  • Source
    [Show abstract] [Hide abstract]
    ABSTRACT: Background Chronic cyanosis in adults with congenital heart disease (CHD) may cause structural brain changes that could contribute to impaired neurological functioning. The extent of these changes has not been adequately characterized. Hypothesis We hypothesized that adults with cyanotic CHD would have widespread changes including abnormal brain volumetric measures, decreased cortical thickness and an increased burden of small and large vessel ischemic changes. Methods Ten adults with chronic cyanosis from CHD (40 ± 4 years) and mean oxygen saturations of 82 ± 2% were investigated using quantitative MRI. Hematological and biochemical parameters were also assessed. All subjects were free from major physical or intellectual impairment. Brain volumetric results were compared with randomly selected age- and sex-matched controls from our database of normal subjects. Results Five of 10 cyanotic subjects had cortical lacunar infarcts. The white matter (WM) hyperintensity burden was also abnormally high (Scheltens Scale was 8 ± 2). Quantitative MRI revealed evidence of extensive generalized WM and GM volumetric loss: Global GM volume was reduced in cyanosed subjects (630 ± 16 vs: 696 ± 14 mL in controls, p = 0.01). Global WM was also reduced (471 ± 10 vs: 564 ± 18 mL, p = 0.003). Ventricular CSF volume was increased (35 ± 10 vs: 26 ± 5 mL, p = 0.002). There were widespread regions of local cortical thickness reduction observed across the brain. These changes included bilateral thickness reductions in the frontal lobe including the dorsolateral prefrontal cortex and precentral gyrus, the posterior parietal lobe and the middle temporal gyrus. Sub-cortical volume changes were observed in the caudate, putamen and in the thalamus (p ≤ 0.005 for all regions). Cortical GM volume negatively correlated with brain natriuretic peptide (R = − 0.89, p = 0.009), high sensitivity C-reactive protein (R = − 0.964, p < 0.0001) and asymmetric dimethylarginine (R = − 0.75, p = 0.026) but not with oxygen saturations, packed cell volume or viscosity. Conclusions We present the first comprehensive analysis of brain structure in adults with chronic neurocyanosis due to congenital heart disease.
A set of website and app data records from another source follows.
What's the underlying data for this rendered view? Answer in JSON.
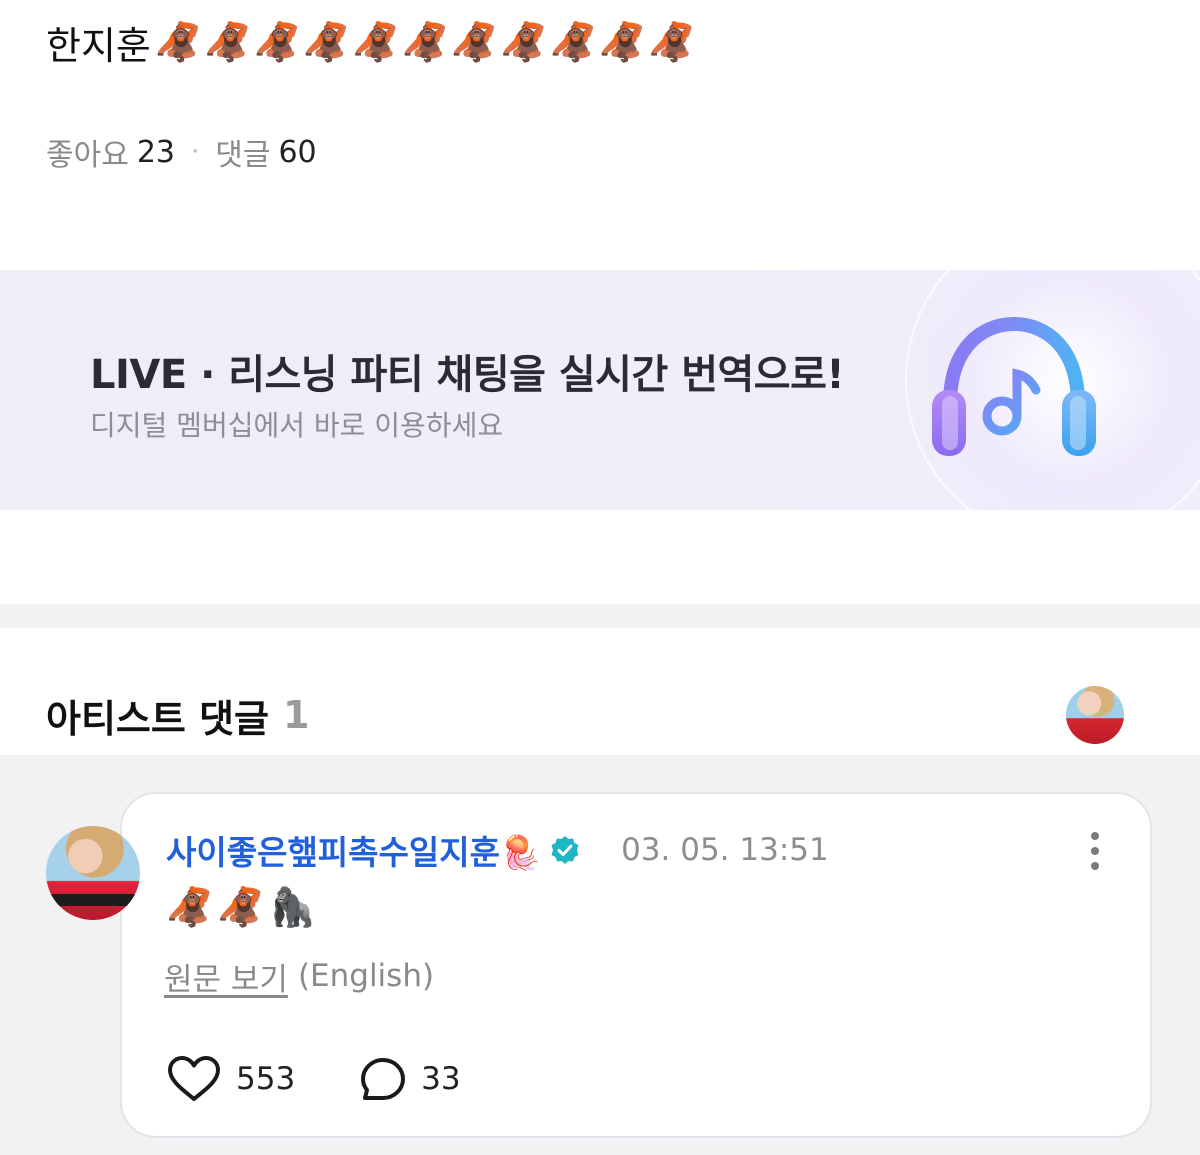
{
  "post": {
    "title_text": "한지훈",
    "title_emojis": [
      "🦧",
      "🦧",
      "🦧",
      "🦧",
      "🦧",
      "🦧",
      "🦧",
      "🦧",
      "🦧",
      "🦧",
      "🦧"
    ],
    "likes_label": "좋아요",
    "likes_count": "23",
    "comments_label": "댓글",
    "comments_count": "60",
    "separator": "·"
  },
  "banner": {
    "title": "LIVE · 리스닝 파티 채팅을 실시간 번역으로!",
    "subtitle": "디지털 멤버십에서 바로 이용하세요",
    "icon": "headphones-music-icon"
  },
  "artist_comments": {
    "title": "아티스트 댓글",
    "count": "1"
  },
  "comment": {
    "author": "사이좋은햎피촉수일지훈🪼",
    "timestamp": "03. 05. 13:51",
    "emojis": [
      "🦧",
      "🦧",
      "🦍"
    ],
    "view_original": "원문 보기",
    "original_language": "(English)",
    "like_count": "553",
    "reply_count": "33",
    "icons": {
      "like": "heart-outline-icon",
      "reply": "speech-bubble-icon",
      "verified": "verified-badge-icon",
      "more": "more-vertical-icon"
    }
  },
  "colors": {
    "author_name": "#2160d9",
    "verified_badge": "#1fb6c4",
    "muted_text": "#8a8a8a"
  }
}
We demonstrate clear evidence for marked macro- and microvascular injury. Cyanotic patients show global evidence for reduced brain volume as well as specific foci of cortical thickness reduction. The GM volume loss correlated with hsCRP, BNP and ADMA suggesting that inflammation, neurohormonal activation and endothelial dysfunction may have important roles in its pathogenesis.
    01/2014; 4. DOI:10.1016/j.nicl.2013.12.011


Available from
Jun 2, 2014